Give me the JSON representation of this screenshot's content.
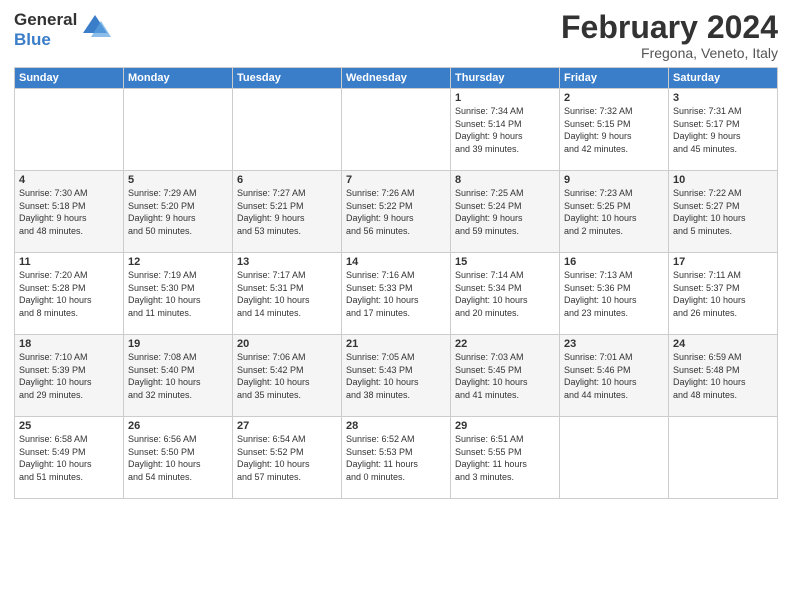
{
  "header": {
    "logo_line1": "General",
    "logo_line2": "Blue",
    "title": "February 2024",
    "subtitle": "Fregona, Veneto, Italy"
  },
  "calendar": {
    "headers": [
      "Sunday",
      "Monday",
      "Tuesday",
      "Wednesday",
      "Thursday",
      "Friday",
      "Saturday"
    ],
    "weeks": [
      [
        {
          "day": "",
          "info": ""
        },
        {
          "day": "",
          "info": ""
        },
        {
          "day": "",
          "info": ""
        },
        {
          "day": "",
          "info": ""
        },
        {
          "day": "1",
          "info": "Sunrise: 7:34 AM\nSunset: 5:14 PM\nDaylight: 9 hours\nand 39 minutes."
        },
        {
          "day": "2",
          "info": "Sunrise: 7:32 AM\nSunset: 5:15 PM\nDaylight: 9 hours\nand 42 minutes."
        },
        {
          "day": "3",
          "info": "Sunrise: 7:31 AM\nSunset: 5:17 PM\nDaylight: 9 hours\nand 45 minutes."
        }
      ],
      [
        {
          "day": "4",
          "info": "Sunrise: 7:30 AM\nSunset: 5:18 PM\nDaylight: 9 hours\nand 48 minutes."
        },
        {
          "day": "5",
          "info": "Sunrise: 7:29 AM\nSunset: 5:20 PM\nDaylight: 9 hours\nand 50 minutes."
        },
        {
          "day": "6",
          "info": "Sunrise: 7:27 AM\nSunset: 5:21 PM\nDaylight: 9 hours\nand 53 minutes."
        },
        {
          "day": "7",
          "info": "Sunrise: 7:26 AM\nSunset: 5:22 PM\nDaylight: 9 hours\nand 56 minutes."
        },
        {
          "day": "8",
          "info": "Sunrise: 7:25 AM\nSunset: 5:24 PM\nDaylight: 9 hours\nand 59 minutes."
        },
        {
          "day": "9",
          "info": "Sunrise: 7:23 AM\nSunset: 5:25 PM\nDaylight: 10 hours\nand 2 minutes."
        },
        {
          "day": "10",
          "info": "Sunrise: 7:22 AM\nSunset: 5:27 PM\nDaylight: 10 hours\nand 5 minutes."
        }
      ],
      [
        {
          "day": "11",
          "info": "Sunrise: 7:20 AM\nSunset: 5:28 PM\nDaylight: 10 hours\nand 8 minutes."
        },
        {
          "day": "12",
          "info": "Sunrise: 7:19 AM\nSunset: 5:30 PM\nDaylight: 10 hours\nand 11 minutes."
        },
        {
          "day": "13",
          "info": "Sunrise: 7:17 AM\nSunset: 5:31 PM\nDaylight: 10 hours\nand 14 minutes."
        },
        {
          "day": "14",
          "info": "Sunrise: 7:16 AM\nSunset: 5:33 PM\nDaylight: 10 hours\nand 17 minutes."
        },
        {
          "day": "15",
          "info": "Sunrise: 7:14 AM\nSunset: 5:34 PM\nDaylight: 10 hours\nand 20 minutes."
        },
        {
          "day": "16",
          "info": "Sunrise: 7:13 AM\nSunset: 5:36 PM\nDaylight: 10 hours\nand 23 minutes."
        },
        {
          "day": "17",
          "info": "Sunrise: 7:11 AM\nSunset: 5:37 PM\nDaylight: 10 hours\nand 26 minutes."
        }
      ],
      [
        {
          "day": "18",
          "info": "Sunrise: 7:10 AM\nSunset: 5:39 PM\nDaylight: 10 hours\nand 29 minutes."
        },
        {
          "day": "19",
          "info": "Sunrise: 7:08 AM\nSunset: 5:40 PM\nDaylight: 10 hours\nand 32 minutes."
        },
        {
          "day": "20",
          "info": "Sunrise: 7:06 AM\nSunset: 5:42 PM\nDaylight: 10 hours\nand 35 minutes."
        },
        {
          "day": "21",
          "info": "Sunrise: 7:05 AM\nSunset: 5:43 PM\nDaylight: 10 hours\nand 38 minutes."
        },
        {
          "day": "22",
          "info": "Sunrise: 7:03 AM\nSunset: 5:45 PM\nDaylight: 10 hours\nand 41 minutes."
        },
        {
          "day": "23",
          "info": "Sunrise: 7:01 AM\nSunset: 5:46 PM\nDaylight: 10 hours\nand 44 minutes."
        },
        {
          "day": "24",
          "info": "Sunrise: 6:59 AM\nSunset: 5:48 PM\nDaylight: 10 hours\nand 48 minutes."
        }
      ],
      [
        {
          "day": "25",
          "info": "Sunrise: 6:58 AM\nSunset: 5:49 PM\nDaylight: 10 hours\nand 51 minutes."
        },
        {
          "day": "26",
          "info": "Sunrise: 6:56 AM\nSunset: 5:50 PM\nDaylight: 10 hours\nand 54 minutes."
        },
        {
          "day": "27",
          "info": "Sunrise: 6:54 AM\nSunset: 5:52 PM\nDaylight: 10 hours\nand 57 minutes."
        },
        {
          "day": "28",
          "info": "Sunrise: 6:52 AM\nSunset: 5:53 PM\nDaylight: 11 hours\nand 0 minutes."
        },
        {
          "day": "29",
          "info": "Sunrise: 6:51 AM\nSunset: 5:55 PM\nDaylight: 11 hours\nand 3 minutes."
        },
        {
          "day": "",
          "info": ""
        },
        {
          "day": "",
          "info": ""
        }
      ]
    ]
  }
}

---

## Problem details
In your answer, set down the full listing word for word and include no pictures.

## Response
Give me the JSON representation of this screenshot's content.
{
  "header": {
    "logo_line1": "General",
    "logo_line2": "Blue",
    "title": "February 2024",
    "subtitle": "Fregona, Veneto, Italy"
  },
  "calendar": {
    "headers": [
      "Sunday",
      "Monday",
      "Tuesday",
      "Wednesday",
      "Thursday",
      "Friday",
      "Saturday"
    ],
    "weeks": [
      [
        {
          "day": "",
          "info": ""
        },
        {
          "day": "",
          "info": ""
        },
        {
          "day": "",
          "info": ""
        },
        {
          "day": "",
          "info": ""
        },
        {
          "day": "1",
          "info": "Sunrise: 7:34 AM\nSunset: 5:14 PM\nDaylight: 9 hours\nand 39 minutes."
        },
        {
          "day": "2",
          "info": "Sunrise: 7:32 AM\nSunset: 5:15 PM\nDaylight: 9 hours\nand 42 minutes."
        },
        {
          "day": "3",
          "info": "Sunrise: 7:31 AM\nSunset: 5:17 PM\nDaylight: 9 hours\nand 45 minutes."
        }
      ],
      [
        {
          "day": "4",
          "info": "Sunrise: 7:30 AM\nSunset: 5:18 PM\nDaylight: 9 hours\nand 48 minutes."
        },
        {
          "day": "5",
          "info": "Sunrise: 7:29 AM\nSunset: 5:20 PM\nDaylight: 9 hours\nand 50 minutes."
        },
        {
          "day": "6",
          "info": "Sunrise: 7:27 AM\nSunset: 5:21 PM\nDaylight: 9 hours\nand 53 minutes."
        },
        {
          "day": "7",
          "info": "Sunrise: 7:26 AM\nSunset: 5:22 PM\nDaylight: 9 hours\nand 56 minutes."
        },
        {
          "day": "8",
          "info": "Sunrise: 7:25 AM\nSunset: 5:24 PM\nDaylight: 9 hours\nand 59 minutes."
        },
        {
          "day": "9",
          "info": "Sunrise: 7:23 AM\nSunset: 5:25 PM\nDaylight: 10 hours\nand 2 minutes."
        },
        {
          "day": "10",
          "info": "Sunrise: 7:22 AM\nSunset: 5:27 PM\nDaylight: 10 hours\nand 5 minutes."
        }
      ],
      [
        {
          "day": "11",
          "info": "Sunrise: 7:20 AM\nSunset: 5:28 PM\nDaylight: 10 hours\nand 8 minutes."
        },
        {
          "day": "12",
          "info": "Sunrise: 7:19 AM\nSunset: 5:30 PM\nDaylight: 10 hours\nand 11 minutes."
        },
        {
          "day": "13",
          "info": "Sunrise: 7:17 AM\nSunset: 5:31 PM\nDaylight: 10 hours\nand 14 minutes."
        },
        {
          "day": "14",
          "info": "Sunrise: 7:16 AM\nSunset: 5:33 PM\nDaylight: 10 hours\nand 17 minutes."
        },
        {
          "day": "15",
          "info": "Sunrise: 7:14 AM\nSunset: 5:34 PM\nDaylight: 10 hours\nand 20 minutes."
        },
        {
          "day": "16",
          "info": "Sunrise: 7:13 AM\nSunset: 5:36 PM\nDaylight: 10 hours\nand 23 minutes."
        },
        {
          "day": "17",
          "info": "Sunrise: 7:11 AM\nSunset: 5:37 PM\nDaylight: 10 hours\nand 26 minutes."
        }
      ],
      [
        {
          "day": "18",
          "info": "Sunrise: 7:10 AM\nSunset: 5:39 PM\nDaylight: 10 hours\nand 29 minutes."
        },
        {
          "day": "19",
          "info": "Sunrise: 7:08 AM\nSunset: 5:40 PM\nDaylight: 10 hours\nand 32 minutes."
        },
        {
          "day": "20",
          "info": "Sunrise: 7:06 AM\nSunset: 5:42 PM\nDaylight: 10 hours\nand 35 minutes."
        },
        {
          "day": "21",
          "info": "Sunrise: 7:05 AM\nSunset: 5:43 PM\nDaylight: 10 hours\nand 38 minutes."
        },
        {
          "day": "22",
          "info": "Sunrise: 7:03 AM\nSunset: 5:45 PM\nDaylight: 10 hours\nand 41 minutes."
        },
        {
          "day": "23",
          "info": "Sunrise: 7:01 AM\nSunset: 5:46 PM\nDaylight: 10 hours\nand 44 minutes."
        },
        {
          "day": "24",
          "info": "Sunrise: 6:59 AM\nSunset: 5:48 PM\nDaylight: 10 hours\nand 48 minutes."
        }
      ],
      [
        {
          "day": "25",
          "info": "Sunrise: 6:58 AM\nSunset: 5:49 PM\nDaylight: 10 hours\nand 51 minutes."
        },
        {
          "day": "26",
          "info": "Sunrise: 6:56 AM\nSunset: 5:50 PM\nDaylight: 10 hours\nand 54 minutes."
        },
        {
          "day": "27",
          "info": "Sunrise: 6:54 AM\nSunset: 5:52 PM\nDaylight: 10 hours\nand 57 minutes."
        },
        {
          "day": "28",
          "info": "Sunrise: 6:52 AM\nSunset: 5:53 PM\nDaylight: 11 hours\nand 0 minutes."
        },
        {
          "day": "29",
          "info": "Sunrise: 6:51 AM\nSunset: 5:55 PM\nDaylight: 11 hours\nand 3 minutes."
        },
        {
          "day": "",
          "info": ""
        },
        {
          "day": "",
          "info": ""
        }
      ]
    ]
  }
}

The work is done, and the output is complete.